- **ASSIGNMENT**: Every line below that contains the word "question" must be copied.

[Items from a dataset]

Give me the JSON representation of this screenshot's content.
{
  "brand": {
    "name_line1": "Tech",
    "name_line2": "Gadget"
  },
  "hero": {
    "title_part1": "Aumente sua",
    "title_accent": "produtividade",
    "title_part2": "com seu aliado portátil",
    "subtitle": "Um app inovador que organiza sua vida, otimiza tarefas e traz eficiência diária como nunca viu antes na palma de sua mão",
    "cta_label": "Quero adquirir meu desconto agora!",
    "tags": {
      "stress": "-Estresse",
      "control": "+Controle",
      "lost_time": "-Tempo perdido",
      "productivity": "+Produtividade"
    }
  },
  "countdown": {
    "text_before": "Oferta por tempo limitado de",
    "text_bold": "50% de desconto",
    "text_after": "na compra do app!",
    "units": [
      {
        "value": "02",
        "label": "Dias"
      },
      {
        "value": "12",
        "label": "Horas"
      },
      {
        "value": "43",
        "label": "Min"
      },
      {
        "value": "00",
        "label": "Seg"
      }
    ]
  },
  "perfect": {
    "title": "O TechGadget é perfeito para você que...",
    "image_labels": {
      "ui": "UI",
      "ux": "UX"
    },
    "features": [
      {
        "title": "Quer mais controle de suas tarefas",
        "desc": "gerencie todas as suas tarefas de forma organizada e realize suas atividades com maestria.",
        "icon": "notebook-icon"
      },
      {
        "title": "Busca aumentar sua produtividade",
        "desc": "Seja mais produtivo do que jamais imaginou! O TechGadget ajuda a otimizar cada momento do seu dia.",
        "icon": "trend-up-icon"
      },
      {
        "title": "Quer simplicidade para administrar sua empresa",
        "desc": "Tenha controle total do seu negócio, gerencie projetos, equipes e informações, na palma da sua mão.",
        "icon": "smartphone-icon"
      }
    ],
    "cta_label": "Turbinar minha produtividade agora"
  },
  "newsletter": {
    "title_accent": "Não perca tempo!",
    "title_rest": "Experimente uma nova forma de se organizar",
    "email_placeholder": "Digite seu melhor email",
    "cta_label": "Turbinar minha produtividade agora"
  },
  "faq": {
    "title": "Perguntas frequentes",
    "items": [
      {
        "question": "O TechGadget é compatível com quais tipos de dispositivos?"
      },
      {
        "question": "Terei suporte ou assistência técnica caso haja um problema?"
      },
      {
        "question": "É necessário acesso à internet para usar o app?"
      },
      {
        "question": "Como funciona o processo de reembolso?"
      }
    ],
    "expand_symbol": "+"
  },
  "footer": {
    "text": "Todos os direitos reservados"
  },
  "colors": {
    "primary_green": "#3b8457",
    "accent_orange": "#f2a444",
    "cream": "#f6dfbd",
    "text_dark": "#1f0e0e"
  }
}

- **TASK SOLUTION**:
        "question": "O TechGadget é compatível com quais tipos de dispositivos?"
        "question": "Terei suporte ou assistência técnica caso haja um problema?"
        "question": "É necessário acesso à internet para usar o app?"
        "question": "Como funciona o processo de reembolso?"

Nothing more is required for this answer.